* [WHAT NEEDS TO BE DONE]:
In the data below, which lines contain "image"? List them by copying each one.

★ ★ ★ ★

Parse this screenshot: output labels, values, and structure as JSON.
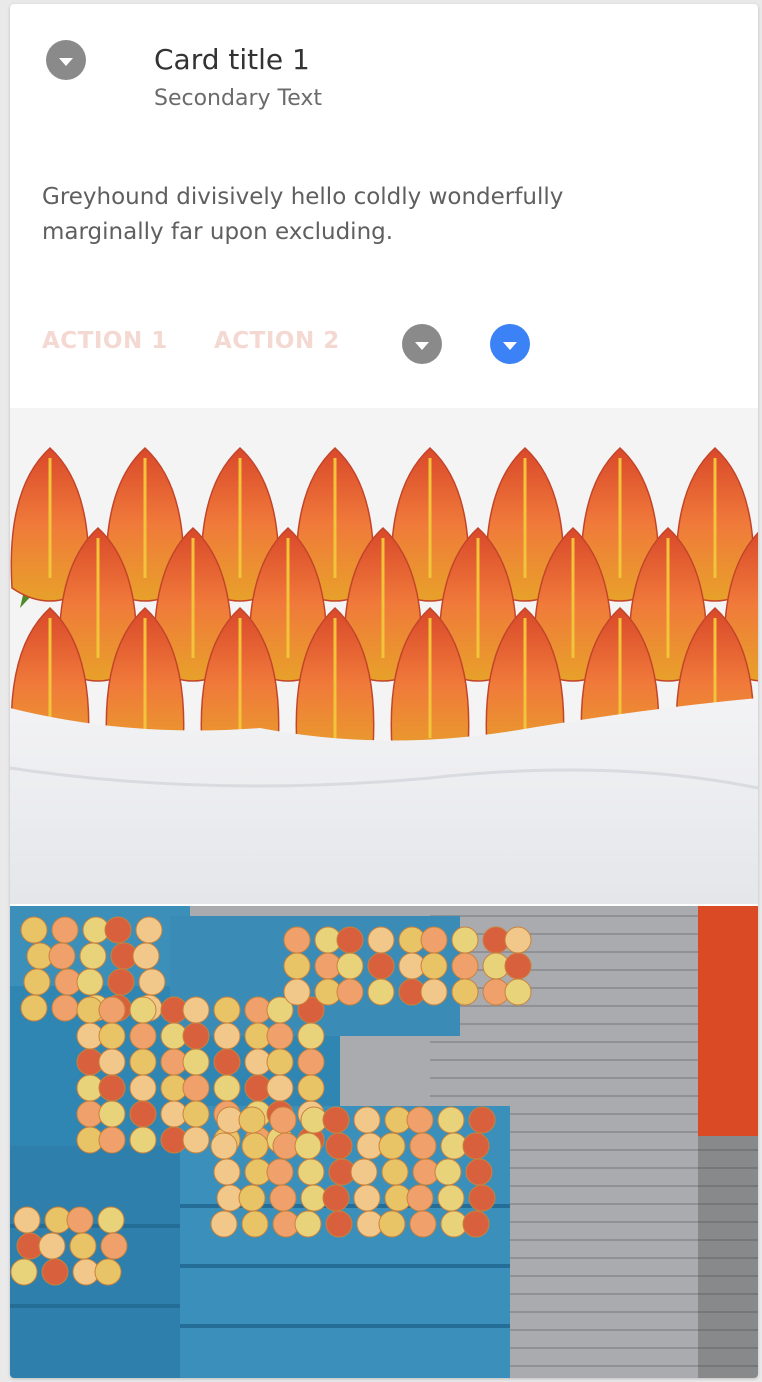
{
  "card": {
    "title": "Card title 1",
    "subtitle": "Secondary Text",
    "body": "Greyhound divisively hello coldly wonderfully marginally far upon excluding.",
    "header_icon": "chevron-down-icon",
    "actions": [
      {
        "label": "ACTION 1"
      },
      {
        "label": "ACTION 2"
      }
    ],
    "icon_buttons": [
      {
        "icon": "chevron-down-icon",
        "color": "#8a8a8a"
      },
      {
        "icon": "chevron-down-icon",
        "color": "#3b82f6"
      }
    ],
    "action_color": "#f4d9d3"
  },
  "media": [
    {
      "subject": "tulip-bouquet-image"
    },
    {
      "subject": "fruit-market-crates-image"
    }
  ]
}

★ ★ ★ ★

* [PROBLEM SOLUTION]:
      "subject": "tulip-bouquet-image"
      "subject": "fruit-market-crates-image"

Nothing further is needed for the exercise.